* **TASK DATA**
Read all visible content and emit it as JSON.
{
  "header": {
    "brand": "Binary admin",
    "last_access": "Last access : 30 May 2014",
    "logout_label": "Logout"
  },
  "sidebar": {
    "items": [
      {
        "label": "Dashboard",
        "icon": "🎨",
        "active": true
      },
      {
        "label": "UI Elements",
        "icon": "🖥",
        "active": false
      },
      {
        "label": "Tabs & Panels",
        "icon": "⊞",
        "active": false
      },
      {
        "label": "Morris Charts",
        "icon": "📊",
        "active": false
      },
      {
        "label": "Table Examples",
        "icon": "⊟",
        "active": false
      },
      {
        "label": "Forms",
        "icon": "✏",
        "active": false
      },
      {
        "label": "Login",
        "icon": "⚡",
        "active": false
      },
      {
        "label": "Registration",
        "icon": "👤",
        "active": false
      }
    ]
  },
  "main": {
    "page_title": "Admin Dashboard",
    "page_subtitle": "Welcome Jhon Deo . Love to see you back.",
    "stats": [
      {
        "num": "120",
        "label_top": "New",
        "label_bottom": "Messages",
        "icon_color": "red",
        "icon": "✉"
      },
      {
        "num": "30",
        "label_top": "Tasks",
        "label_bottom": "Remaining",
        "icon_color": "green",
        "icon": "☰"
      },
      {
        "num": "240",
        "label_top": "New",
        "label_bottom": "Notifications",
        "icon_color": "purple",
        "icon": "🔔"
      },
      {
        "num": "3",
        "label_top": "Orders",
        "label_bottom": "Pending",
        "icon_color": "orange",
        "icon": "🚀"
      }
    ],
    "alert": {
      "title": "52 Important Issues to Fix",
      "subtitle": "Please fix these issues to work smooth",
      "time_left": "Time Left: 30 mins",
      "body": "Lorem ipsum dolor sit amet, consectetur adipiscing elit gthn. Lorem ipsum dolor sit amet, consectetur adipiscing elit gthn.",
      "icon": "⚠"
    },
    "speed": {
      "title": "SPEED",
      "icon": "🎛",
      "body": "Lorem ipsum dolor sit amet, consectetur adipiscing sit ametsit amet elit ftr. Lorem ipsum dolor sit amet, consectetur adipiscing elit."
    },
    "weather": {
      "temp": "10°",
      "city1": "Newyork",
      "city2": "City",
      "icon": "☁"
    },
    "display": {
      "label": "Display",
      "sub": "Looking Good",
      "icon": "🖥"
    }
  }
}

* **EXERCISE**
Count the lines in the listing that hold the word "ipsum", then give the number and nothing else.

* **RESPONSE**
2